EXERCISE INPUTS:
== Segment start ==
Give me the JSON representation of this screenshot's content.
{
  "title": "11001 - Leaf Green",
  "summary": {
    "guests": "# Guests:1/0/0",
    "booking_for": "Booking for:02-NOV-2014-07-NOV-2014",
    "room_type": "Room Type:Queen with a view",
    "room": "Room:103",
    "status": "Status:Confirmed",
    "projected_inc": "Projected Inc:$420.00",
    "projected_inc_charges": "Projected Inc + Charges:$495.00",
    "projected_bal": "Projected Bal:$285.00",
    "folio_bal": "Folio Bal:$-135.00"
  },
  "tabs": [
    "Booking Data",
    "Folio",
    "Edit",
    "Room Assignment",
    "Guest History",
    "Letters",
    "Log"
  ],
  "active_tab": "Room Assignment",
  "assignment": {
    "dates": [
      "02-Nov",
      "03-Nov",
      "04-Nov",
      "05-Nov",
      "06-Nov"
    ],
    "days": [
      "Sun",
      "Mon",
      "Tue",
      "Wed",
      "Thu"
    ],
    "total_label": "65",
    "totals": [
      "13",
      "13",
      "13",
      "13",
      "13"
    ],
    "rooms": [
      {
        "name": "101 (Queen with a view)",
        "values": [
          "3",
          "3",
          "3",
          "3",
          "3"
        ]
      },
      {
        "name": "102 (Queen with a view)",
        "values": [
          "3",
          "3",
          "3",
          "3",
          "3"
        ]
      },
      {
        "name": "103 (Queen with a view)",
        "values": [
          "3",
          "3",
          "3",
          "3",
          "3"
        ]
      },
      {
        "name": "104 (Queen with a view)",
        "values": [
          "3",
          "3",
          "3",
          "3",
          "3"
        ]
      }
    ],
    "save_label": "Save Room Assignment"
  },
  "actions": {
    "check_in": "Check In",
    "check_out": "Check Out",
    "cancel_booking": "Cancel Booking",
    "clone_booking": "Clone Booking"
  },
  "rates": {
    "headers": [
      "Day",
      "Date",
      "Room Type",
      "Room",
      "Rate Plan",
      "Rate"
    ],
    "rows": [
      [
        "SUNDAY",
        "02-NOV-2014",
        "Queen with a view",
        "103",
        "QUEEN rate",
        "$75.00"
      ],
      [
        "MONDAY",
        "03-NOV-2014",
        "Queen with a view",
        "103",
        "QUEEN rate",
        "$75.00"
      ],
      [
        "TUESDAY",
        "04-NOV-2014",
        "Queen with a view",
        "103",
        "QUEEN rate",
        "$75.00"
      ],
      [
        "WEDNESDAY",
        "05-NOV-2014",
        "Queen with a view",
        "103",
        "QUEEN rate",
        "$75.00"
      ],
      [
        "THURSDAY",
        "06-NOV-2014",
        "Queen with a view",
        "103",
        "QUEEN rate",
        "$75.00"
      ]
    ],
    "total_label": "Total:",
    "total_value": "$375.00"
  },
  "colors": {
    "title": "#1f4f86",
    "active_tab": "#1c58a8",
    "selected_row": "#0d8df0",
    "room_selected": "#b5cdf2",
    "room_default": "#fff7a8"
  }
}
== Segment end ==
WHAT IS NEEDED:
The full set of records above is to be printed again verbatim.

RESPONSE TO THE EXERCISE:
Give me the JSON representation of this screenshot's content.
{
  "title": "11001 - Leaf Green",
  "summary": {
    "guests": "# Guests:1/0/0",
    "booking_for": "Booking for:02-NOV-2014-07-NOV-2014",
    "room_type": "Room Type:Queen with a view",
    "room": "Room:103",
    "status": "Status:Confirmed",
    "projected_inc": "Projected Inc:$420.00",
    "projected_inc_charges": "Projected Inc + Charges:$495.00",
    "projected_bal": "Projected Bal:$285.00",
    "folio_bal": "Folio Bal:$-135.00"
  },
  "tabs": [
    "Booking Data",
    "Folio",
    "Edit",
    "Room Assignment",
    "Guest History",
    "Letters",
    "Log"
  ],
  "active_tab": "Room Assignment",
  "assignment": {
    "dates": [
      "02-Nov",
      "03-Nov",
      "04-Nov",
      "05-Nov",
      "06-Nov"
    ],
    "days": [
      "Sun",
      "Mon",
      "Tue",
      "Wed",
      "Thu"
    ],
    "total_label": "65",
    "totals": [
      "13",
      "13",
      "13",
      "13",
      "13"
    ],
    "rooms": [
      {
        "name": "101 (Queen with a view)",
        "values": [
          "3",
          "3",
          "3",
          "3",
          "3"
        ]
      },
      {
        "name": "102 (Queen with a view)",
        "values": [
          "3",
          "3",
          "3",
          "3",
          "3"
        ]
      },
      {
        "name": "103 (Queen with a view)",
        "values": [
          "3",
          "3",
          "3",
          "3",
          "3"
        ]
      },
      {
        "name": "104 (Queen with a view)",
        "values": [
          "3",
          "3",
          "3",
          "3",
          "3"
        ]
      }
    ],
    "save_label": "Save Room Assignment"
  },
  "actions": {
    "check_in": "Check In",
    "check_out": "Check Out",
    "cancel_booking": "Cancel Booking",
    "clone_booking": "Clone Booking"
  },
  "rates": {
    "headers": [
      "Day",
      "Date",
      "Room Type",
      "Room",
      "Rate Plan",
      "Rate"
    ],
    "rows": [
      [
        "SUNDAY",
        "02-NOV-2014",
        "Queen with a view",
        "103",
        "QUEEN rate",
        "$75.00"
      ],
      [
        "MONDAY",
        "03-NOV-2014",
        "Queen with a view",
        "103",
        "QUEEN rate",
        "$75.00"
      ],
      [
        "TUESDAY",
        "04-NOV-2014",
        "Queen with a view",
        "103",
        "QUEEN rate",
        "$75.00"
      ],
      [
        "WEDNESDAY",
        "05-NOV-2014",
        "Queen with a view",
        "103",
        "QUEEN rate",
        "$75.00"
      ],
      [
        "THURSDAY",
        "06-NOV-2014",
        "Queen with a view",
        "103",
        "QUEEN rate",
        "$75.00"
      ]
    ],
    "total_label": "Total:",
    "total_value": "$375.00"
  },
  "colors": {
    "title": "#1f4f86",
    "active_tab": "#1c58a8",
    "selected_row": "#0d8df0",
    "room_selected": "#b5cdf2",
    "room_default": "#fff7a8"
  }
}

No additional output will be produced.